The researchers involved in the study have in-depth knowledge of how pesticides react in the environment and the factors that influence this; they are also experienced in human exposure and have knowledge of the waste stream. This knowledge will be applied to the scenario of the disposal of an ‘empty’ container via landfill and recycling. Existing literature and knowledge will be used to provide relevant quantitative data for objectives 1 – 5. For example, physico-chemical properties of the compound; initial concentration of the active ingredient in the product; container type/shape/volume/plastic; usage; residues remaining when unwashed, and rinsed; % of washings going to sewage treatment; % of washings going to drain (and hence stream); % of containers going to landfill/recycling; plastic available for dilution; residues remaining after washing at reprocessing plant; washing water available for dilution; duration and frequency of human exposure; size and turnover of water body in the environment; degradation in landfill.

The relationship between these different factors will be described simply in an excel spreadsheet to quantify an overall amount of pesticide that workers may be exposed to and that could enter water and air (and soil if applicable). This value will then be compared to existing threshold values such as operator exposure levels and no effect concentrations. If the predicted total mass is greater than the threshold value then there is a potential risk. The values of the model inputs in the real can be variable and changes in any one of these inputs, or groups of inputs, can result in large or small changes in the output. It is important to show that if an input is not precisely known, changes in that input to other plausible values does not lead to important differences in the risk estimates and this sensitivity analysis will be undertaken.

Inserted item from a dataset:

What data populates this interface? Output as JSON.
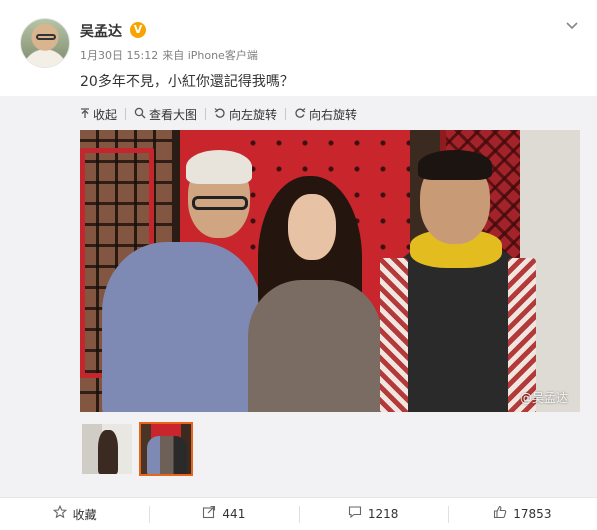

This simple model will enable regulators to assess whether RTUs or containers from concentrated pesticides pose a greater risk to humans and/or the environment, and similarly to compare the risks associated with disposal to landfill or recycling. This will then enable appropriate advice to be given regarding their disposal.
Objective
The objectives are to:
1. Identify active ingredients with a range of environmental and human toxicities that are representative of the home and garden pesticide market.
2. Quantify residual pesticide quantities in different container types.
3. Quantify the potential for plastic dilution.
4. Identify the routes of exposure to humans and the environment associated with:
a. Recycling
b. Disposal to landfill
c. Inappropriate disposal of the washings.
5. Quantify the levels of exposure at the different steps.
6. Create a simple model to produce an outcome for each disposal route.
7. Perform sensitivity analysis on the exposure model and its inputs.
8. Compare risks of different product types and disposal routes
9. Prepare a report to include guidance on use of the model for future scenarios, identification of any significant data gaps and hence any limitations in the model.
Project Documents
• EVID4 - Final project report : PS2808 evid4   (471k)
• ANX - Annex : PS2808 GLOSSARY   (34k)
• ANX - Annex : PS2808 Incineration   (251k)
• ANX - Annex : PS2808 Landfill   (125k)
• ANX - Annex : PS2808 Sensitivity analysis   (61k)
• ANX - Annex : PS2808 Waste streams   (141k)
Time-Scale and Cost
From: 2011

To: 2012

Cost: £74,712
Contractor / Funded Organisations
F E R A (FERA)
Keywords
Analytical Chemistry              
Environment              
Pesticide Residues              
Plastics              
Water              
Fields of Study
Pesticide Safety